The humble laboratory mouse has taught us a phenomenal amount about embryonic development, disease, and evolution. And, for decades, the pharmaceutical industry has relied on these critters to test the safety and efficacy of new drug candidates. If it works in mice, so we thought, it should work in humans. But when it comes to molecules designed to target a sepsis-like condition, 150 drugs that successfully treated this condition in mice later failed in human clinical trials—a heartbreaking loss of decades of research and billions of dollars. A new NIH-funded study  reveals why.

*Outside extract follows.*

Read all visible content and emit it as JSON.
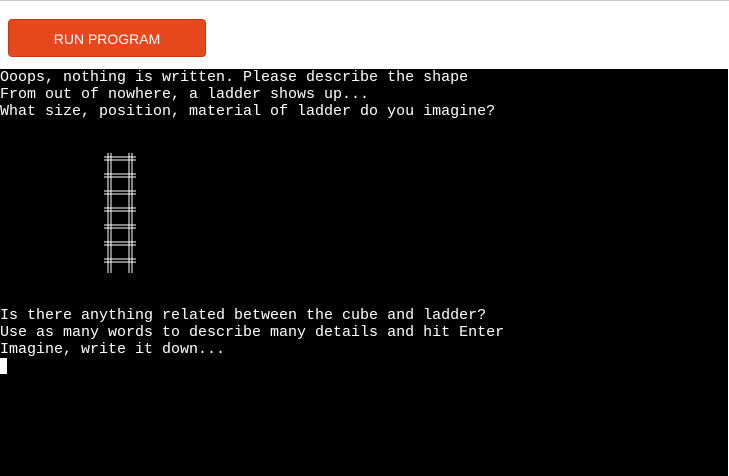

Tissue engineering is turning into a very powerful tool to learn about biology. We haven’t quite figured out how to grow full sized replacement organs, but we’re able to cultivate miniature versions on a chip. These organs-on-a-chip are poised to revolutionize and fast-track drug discovery and development.
Already a new lung-on-a-chip, developed by NIH-funded investigators at the Wyss Institute in Boston, MA, is a game changer. This nifty little thumb-sized device offers a new way to model human diseases, and a cheaper and faster way to screen potential drugs.
Currently, molecules that are promising drug candidates are tested in test tubes or Petri dishes, then in animals, and then, if they’re successful, in a series of human clinical trials. It’s a long, costly process that, on average, takes about 14 years from discovery to clinic with a price tag of up to $2 billion.